There are free wealth advisers out there I would talk one of them about things. But If I were you I would stick it somewhere where you can easily get it out primarily in a savings account and just wait till Brexit etc sorts itself out

£120000 - it really depends on how much access she wants.
Yes property is an option but you don’t get much these days so it does potentially mean getting a mortgage to top up with. What happens if your property lies empty for 4-6 months - can you afford the repayments?
If the money is received prior to end of tax year then £40k in ISAs - £20k 2018-19 & £20k 2019-20. Obviously cash rates are low & stocks & shares you do risk the capital.

Remember investing through an ISA you could expose yourself to property prices through certain funds. It’s all about picking the correct stock - I’ve learnt that with my kids - daughters ISA gained only 10% in 5 years. Son’s ISA gained 200% in 5 years. Guess who is happier?

Interest rates aren’t great so to beat inflation you either need to tie it up or go for a riskier investment.
For savings accounts I’d start looking here

Lots of banks offer regular savings at 5% but in reality it takes time to set up and most limit £250 a month deposit.

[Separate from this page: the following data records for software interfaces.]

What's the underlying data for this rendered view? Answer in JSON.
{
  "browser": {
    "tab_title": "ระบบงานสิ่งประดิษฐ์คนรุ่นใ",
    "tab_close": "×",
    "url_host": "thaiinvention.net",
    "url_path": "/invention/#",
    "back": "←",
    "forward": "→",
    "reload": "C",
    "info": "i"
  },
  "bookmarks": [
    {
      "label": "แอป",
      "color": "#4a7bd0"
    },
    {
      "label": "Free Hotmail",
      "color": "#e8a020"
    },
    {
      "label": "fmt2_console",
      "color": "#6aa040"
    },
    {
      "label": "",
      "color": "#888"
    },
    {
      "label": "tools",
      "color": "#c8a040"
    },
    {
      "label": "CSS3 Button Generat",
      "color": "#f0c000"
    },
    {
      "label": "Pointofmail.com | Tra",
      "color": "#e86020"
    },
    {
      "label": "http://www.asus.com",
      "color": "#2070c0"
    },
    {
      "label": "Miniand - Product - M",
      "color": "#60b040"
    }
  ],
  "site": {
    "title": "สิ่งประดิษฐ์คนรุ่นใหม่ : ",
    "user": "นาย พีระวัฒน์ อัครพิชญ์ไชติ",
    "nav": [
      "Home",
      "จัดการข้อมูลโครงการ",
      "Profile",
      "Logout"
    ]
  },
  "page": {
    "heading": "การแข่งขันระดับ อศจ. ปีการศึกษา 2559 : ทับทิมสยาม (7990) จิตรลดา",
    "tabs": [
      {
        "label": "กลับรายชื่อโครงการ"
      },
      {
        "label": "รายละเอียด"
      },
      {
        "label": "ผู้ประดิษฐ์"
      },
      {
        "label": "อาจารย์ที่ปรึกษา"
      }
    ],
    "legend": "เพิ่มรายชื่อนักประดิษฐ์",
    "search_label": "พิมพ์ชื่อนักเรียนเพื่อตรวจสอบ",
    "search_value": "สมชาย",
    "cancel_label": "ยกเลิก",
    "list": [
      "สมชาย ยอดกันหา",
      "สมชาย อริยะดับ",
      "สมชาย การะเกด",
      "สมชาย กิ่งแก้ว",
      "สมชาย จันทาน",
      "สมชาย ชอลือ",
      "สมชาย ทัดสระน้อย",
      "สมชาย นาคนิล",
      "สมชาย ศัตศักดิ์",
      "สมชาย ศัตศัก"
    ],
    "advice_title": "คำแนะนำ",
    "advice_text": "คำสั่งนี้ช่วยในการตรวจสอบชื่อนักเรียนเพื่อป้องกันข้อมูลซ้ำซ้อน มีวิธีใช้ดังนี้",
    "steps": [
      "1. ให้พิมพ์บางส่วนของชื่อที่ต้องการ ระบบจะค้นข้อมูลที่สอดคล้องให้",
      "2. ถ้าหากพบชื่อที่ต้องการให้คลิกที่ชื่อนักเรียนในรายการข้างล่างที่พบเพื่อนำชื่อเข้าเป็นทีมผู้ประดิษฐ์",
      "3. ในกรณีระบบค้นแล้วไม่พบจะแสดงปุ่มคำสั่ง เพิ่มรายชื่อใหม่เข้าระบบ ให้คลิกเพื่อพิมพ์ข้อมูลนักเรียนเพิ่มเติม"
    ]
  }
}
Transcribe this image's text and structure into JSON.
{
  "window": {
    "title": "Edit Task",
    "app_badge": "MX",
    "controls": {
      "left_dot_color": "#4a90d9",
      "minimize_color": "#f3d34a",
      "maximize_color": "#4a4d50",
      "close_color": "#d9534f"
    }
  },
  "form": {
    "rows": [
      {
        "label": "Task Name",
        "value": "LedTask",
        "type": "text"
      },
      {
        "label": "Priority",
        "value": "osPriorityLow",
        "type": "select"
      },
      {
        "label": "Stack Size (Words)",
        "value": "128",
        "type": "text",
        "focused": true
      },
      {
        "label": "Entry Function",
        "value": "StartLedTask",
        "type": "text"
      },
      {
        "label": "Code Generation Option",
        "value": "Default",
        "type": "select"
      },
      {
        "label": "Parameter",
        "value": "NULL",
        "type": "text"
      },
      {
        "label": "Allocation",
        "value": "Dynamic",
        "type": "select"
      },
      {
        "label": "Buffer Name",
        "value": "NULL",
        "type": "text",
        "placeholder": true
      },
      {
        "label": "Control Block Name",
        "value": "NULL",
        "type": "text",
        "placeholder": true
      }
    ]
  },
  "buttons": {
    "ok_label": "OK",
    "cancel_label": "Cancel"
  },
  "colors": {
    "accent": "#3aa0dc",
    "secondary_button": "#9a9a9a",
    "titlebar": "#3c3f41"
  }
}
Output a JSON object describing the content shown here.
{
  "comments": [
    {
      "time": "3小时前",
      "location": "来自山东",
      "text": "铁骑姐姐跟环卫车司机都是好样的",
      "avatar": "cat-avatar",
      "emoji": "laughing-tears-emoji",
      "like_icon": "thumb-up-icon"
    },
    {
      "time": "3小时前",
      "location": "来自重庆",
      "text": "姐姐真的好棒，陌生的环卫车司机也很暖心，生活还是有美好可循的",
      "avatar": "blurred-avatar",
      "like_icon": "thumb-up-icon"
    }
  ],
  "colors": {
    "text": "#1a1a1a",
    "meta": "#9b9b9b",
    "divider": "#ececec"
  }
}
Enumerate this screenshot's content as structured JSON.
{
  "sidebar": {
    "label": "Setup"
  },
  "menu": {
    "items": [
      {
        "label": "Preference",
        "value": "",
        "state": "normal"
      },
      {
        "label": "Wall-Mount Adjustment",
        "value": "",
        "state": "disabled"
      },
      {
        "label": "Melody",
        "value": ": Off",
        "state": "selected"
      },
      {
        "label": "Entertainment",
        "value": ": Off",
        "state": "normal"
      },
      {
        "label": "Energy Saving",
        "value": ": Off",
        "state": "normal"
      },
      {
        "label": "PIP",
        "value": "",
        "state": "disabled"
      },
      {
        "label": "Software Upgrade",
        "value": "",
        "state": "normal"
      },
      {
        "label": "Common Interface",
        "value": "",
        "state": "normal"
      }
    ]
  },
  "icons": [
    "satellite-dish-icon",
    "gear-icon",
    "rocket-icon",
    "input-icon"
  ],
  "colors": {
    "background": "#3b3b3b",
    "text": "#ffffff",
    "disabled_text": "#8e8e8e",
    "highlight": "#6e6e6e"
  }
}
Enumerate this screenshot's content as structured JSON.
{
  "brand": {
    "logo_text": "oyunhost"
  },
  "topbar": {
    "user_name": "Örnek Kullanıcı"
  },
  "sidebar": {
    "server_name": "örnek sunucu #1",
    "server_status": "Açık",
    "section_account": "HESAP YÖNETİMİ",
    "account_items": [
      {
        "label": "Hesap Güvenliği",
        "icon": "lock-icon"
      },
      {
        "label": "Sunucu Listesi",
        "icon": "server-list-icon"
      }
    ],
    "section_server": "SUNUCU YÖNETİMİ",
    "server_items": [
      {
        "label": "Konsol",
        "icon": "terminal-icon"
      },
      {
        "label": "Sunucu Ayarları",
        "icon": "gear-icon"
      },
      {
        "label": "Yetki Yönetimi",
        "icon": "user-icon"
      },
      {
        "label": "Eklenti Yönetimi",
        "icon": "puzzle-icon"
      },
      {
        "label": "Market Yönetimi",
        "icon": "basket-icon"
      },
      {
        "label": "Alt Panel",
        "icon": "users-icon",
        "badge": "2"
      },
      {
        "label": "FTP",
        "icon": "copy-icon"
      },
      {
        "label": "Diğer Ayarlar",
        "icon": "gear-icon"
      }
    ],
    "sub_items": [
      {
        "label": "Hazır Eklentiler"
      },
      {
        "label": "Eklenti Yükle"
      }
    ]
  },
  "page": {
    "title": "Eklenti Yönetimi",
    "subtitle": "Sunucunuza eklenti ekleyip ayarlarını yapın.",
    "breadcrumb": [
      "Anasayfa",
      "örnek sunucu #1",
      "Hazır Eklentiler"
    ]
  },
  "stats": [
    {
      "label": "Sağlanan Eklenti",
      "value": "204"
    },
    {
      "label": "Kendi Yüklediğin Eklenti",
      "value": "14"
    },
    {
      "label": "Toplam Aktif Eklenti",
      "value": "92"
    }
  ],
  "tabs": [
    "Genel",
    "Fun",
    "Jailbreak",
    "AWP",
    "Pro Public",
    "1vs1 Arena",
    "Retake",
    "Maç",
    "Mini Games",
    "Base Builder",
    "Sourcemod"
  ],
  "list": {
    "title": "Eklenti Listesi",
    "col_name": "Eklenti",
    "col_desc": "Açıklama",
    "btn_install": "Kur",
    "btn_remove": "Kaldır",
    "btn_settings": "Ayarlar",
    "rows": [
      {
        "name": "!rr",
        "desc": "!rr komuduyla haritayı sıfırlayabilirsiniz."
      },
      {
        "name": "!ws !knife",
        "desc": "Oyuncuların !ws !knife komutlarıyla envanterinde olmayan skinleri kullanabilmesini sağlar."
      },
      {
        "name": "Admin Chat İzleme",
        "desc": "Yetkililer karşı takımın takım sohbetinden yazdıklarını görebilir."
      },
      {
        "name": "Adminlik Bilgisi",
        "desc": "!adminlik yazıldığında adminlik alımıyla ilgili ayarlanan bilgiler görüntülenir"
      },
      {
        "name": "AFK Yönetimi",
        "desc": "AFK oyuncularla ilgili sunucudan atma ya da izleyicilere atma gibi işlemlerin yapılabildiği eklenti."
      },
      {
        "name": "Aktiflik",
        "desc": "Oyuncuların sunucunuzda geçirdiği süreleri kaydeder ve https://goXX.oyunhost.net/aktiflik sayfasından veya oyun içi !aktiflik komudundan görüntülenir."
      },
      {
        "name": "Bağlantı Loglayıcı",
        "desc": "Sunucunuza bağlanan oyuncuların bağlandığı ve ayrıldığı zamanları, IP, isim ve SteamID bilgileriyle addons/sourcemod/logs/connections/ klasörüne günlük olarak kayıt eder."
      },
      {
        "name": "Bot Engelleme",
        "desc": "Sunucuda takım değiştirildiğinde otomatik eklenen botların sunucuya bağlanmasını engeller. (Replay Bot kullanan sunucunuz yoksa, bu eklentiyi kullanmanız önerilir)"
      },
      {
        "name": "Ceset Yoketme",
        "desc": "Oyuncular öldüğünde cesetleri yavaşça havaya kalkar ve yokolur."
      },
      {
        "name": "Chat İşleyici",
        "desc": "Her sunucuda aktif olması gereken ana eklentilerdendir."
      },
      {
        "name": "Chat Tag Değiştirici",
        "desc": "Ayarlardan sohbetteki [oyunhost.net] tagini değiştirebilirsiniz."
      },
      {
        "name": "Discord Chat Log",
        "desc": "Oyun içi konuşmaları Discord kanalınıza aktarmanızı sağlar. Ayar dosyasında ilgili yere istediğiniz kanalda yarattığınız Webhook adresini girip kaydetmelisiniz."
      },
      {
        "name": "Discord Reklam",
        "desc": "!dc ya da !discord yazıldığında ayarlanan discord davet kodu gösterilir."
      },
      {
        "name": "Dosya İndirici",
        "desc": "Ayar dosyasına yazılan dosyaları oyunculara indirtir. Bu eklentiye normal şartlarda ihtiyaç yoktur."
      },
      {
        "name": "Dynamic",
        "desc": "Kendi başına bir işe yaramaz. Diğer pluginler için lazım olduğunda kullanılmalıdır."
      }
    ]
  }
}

I can’t see if anyone already recommended this, but this guide on what to do with lump sum investments from Reddit’s /r/UKPersonalFinance is really good, and gets referred to almost daily on there.